> _What is needed_: The entries that follow need to be printed exactly as they are, minus any pictures.

<<<<

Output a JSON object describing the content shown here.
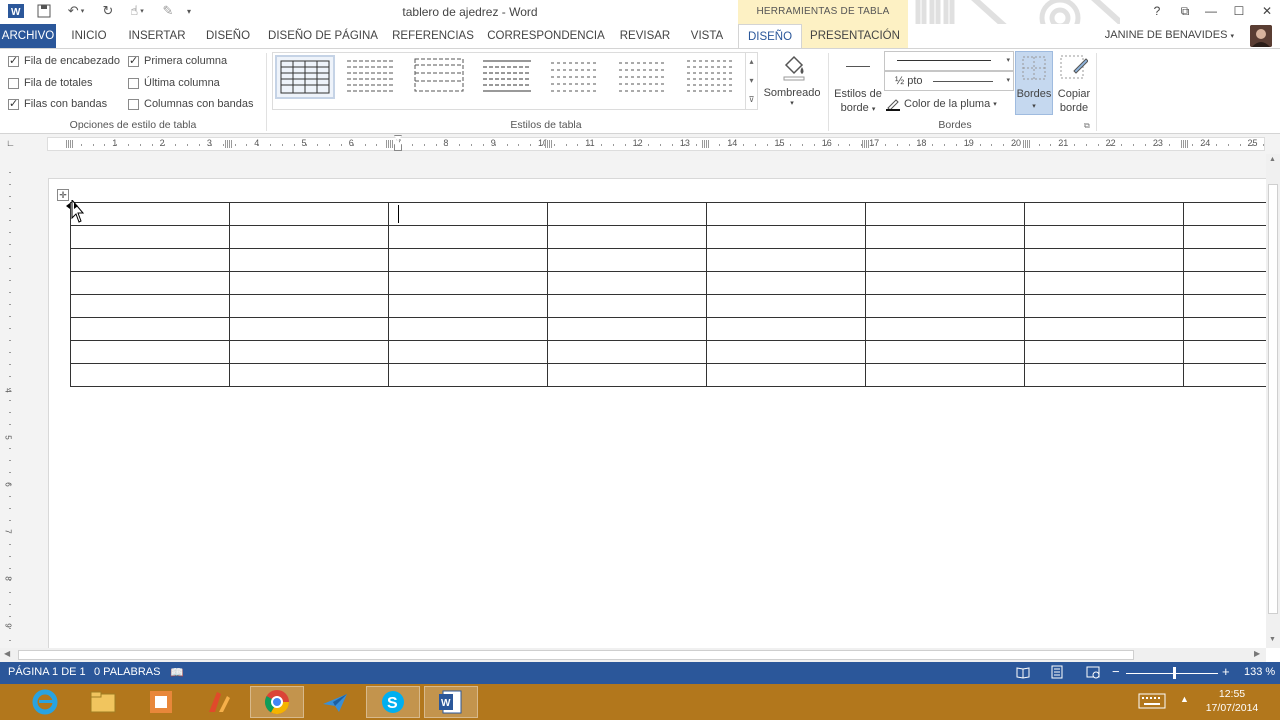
{
  "titlebar": {
    "document_title": "tablero de ajedrez - Word",
    "contextual_group": "HERRAMIENTAS DE TABLA",
    "help": "?",
    "restore": "⧉",
    "minimize": "—",
    "maximize": "☐",
    "close": "✕"
  },
  "tabs": {
    "archivo": "ARCHIVO",
    "inicio": "INICIO",
    "insertar": "INSERTAR",
    "diseno": "DISEÑO",
    "diseno_pagina": "DISEÑO DE PÁGINA",
    "referencias": "REFERENCIAS",
    "correspondencia": "CORRESPONDENCIA",
    "revisar": "REVISAR",
    "vista": "VISTA",
    "diseno_ctx": "DISEÑO",
    "presentacion": "PRESENTACIÓN"
  },
  "user": {
    "name": "JANINE DE BENAVIDES"
  },
  "ribbon": {
    "style_options": {
      "header_row": {
        "label": "Fila de encabezado",
        "checked": true
      },
      "total_row": {
        "label": "Fila de totales",
        "checked": false
      },
      "banded_rows": {
        "label": "Filas con bandas",
        "checked": true
      },
      "first_column": {
        "label": "Primera columna",
        "checked": true
      },
      "last_column": {
        "label": "Última columna",
        "checked": false
      },
      "banded_columns": {
        "label": "Columnas con bandas",
        "checked": false
      },
      "group_label": "Opciones de estilo de tabla"
    },
    "table_styles": {
      "group_label": "Estilos de tabla"
    },
    "shading": {
      "label": "Sombreado"
    },
    "borders": {
      "border_styles_label_1": "Estilos de",
      "border_styles_label_2": "borde",
      "line_weight": "½ pto",
      "pen_color": "Color de la pluma",
      "borders_button": "Bordes",
      "copy_border_1": "Copiar",
      "copy_border_2": "borde",
      "group_label": "Bordes"
    }
  },
  "ruler": {
    "numbers": [
      "1",
      "2",
      "3",
      "4",
      "5",
      "6",
      "7",
      "8",
      "9",
      "10",
      "11",
      "12",
      "13",
      "14",
      "15",
      "16",
      "17",
      "18",
      "19",
      "20",
      "21",
      "22",
      "23",
      "24",
      "25"
    ]
  },
  "vruler_numbers": [
    "4",
    "5",
    "6",
    "7",
    "8",
    "9"
  ],
  "table": {
    "rows": 8,
    "cols": 8
  },
  "statusbar": {
    "page": "PÁGINA 1 DE 1",
    "words": "0 PALABRAS",
    "zoom": "133 %"
  },
  "taskbar": {
    "time": "12:55",
    "date": "17/07/2014"
  },
  "colors": {
    "accent": "#2b579a",
    "contextual": "#fdf1c4",
    "taskbar": "#b2771c"
  }
}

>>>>

> _Task solution_:
Output a JSON object describing the content shown here.
{
  "titlebar": {
    "document_title": "tablero de ajedrez - Word",
    "contextual_group": "HERRAMIENTAS DE TABLA",
    "help": "?",
    "restore": "⧉",
    "minimize": "—",
    "maximize": "☐",
    "close": "✕"
  },
  "tabs": {
    "archivo": "ARCHIVO",
    "inicio": "INICIO",
    "insertar": "INSERTAR",
    "diseno": "DISEÑO",
    "diseno_pagina": "DISEÑO DE PÁGINA",
    "referencias": "REFERENCIAS",
    "correspondencia": "CORRESPONDENCIA",
    "revisar": "REVISAR",
    "vista": "VISTA",
    "diseno_ctx": "DISEÑO",
    "presentacion": "PRESENTACIÓN"
  },
  "user": {
    "name": "JANINE DE BENAVIDES"
  },
  "ribbon": {
    "style_options": {
      "header_row": {
        "label": "Fila de encabezado",
        "checked": true
      },
      "total_row": {
        "label": "Fila de totales",
        "checked": false
      },
      "banded_rows": {
        "label": "Filas con bandas",
        "checked": true
      },
      "first_column": {
        "label": "Primera columna",
        "checked": true
      },
      "last_column": {
        "label": "Última columna",
        "checked": false
      },
      "banded_columns": {
        "label": "Columnas con bandas",
        "checked": false
      },
      "group_label": "Opciones de estilo de tabla"
    },
    "table_styles": {
      "group_label": "Estilos de tabla"
    },
    "shading": {
      "label": "Sombreado"
    },
    "borders": {
      "border_styles_label_1": "Estilos de",
      "border_styles_label_2": "borde",
      "line_weight": "½ pto",
      "pen_color": "Color de la pluma",
      "borders_button": "Bordes",
      "copy_border_1": "Copiar",
      "copy_border_2": "borde",
      "group_label": "Bordes"
    }
  },
  "ruler": {
    "numbers": [
      "1",
      "2",
      "3",
      "4",
      "5",
      "6",
      "7",
      "8",
      "9",
      "10",
      "11",
      "12",
      "13",
      "14",
      "15",
      "16",
      "17",
      "18",
      "19",
      "20",
      "21",
      "22",
      "23",
      "24",
      "25"
    ]
  },
  "vruler_numbers": [
    "4",
    "5",
    "6",
    "7",
    "8",
    "9"
  ],
  "table": {
    "rows": 8,
    "cols": 8
  },
  "statusbar": {
    "page": "PÁGINA 1 DE 1",
    "words": "0 PALABRAS",
    "zoom": "133 %"
  },
  "taskbar": {
    "time": "12:55",
    "date": "17/07/2014"
  },
  "colors": {
    "accent": "#2b579a",
    "contextual": "#fdf1c4",
    "taskbar": "#b2771c"
  }
}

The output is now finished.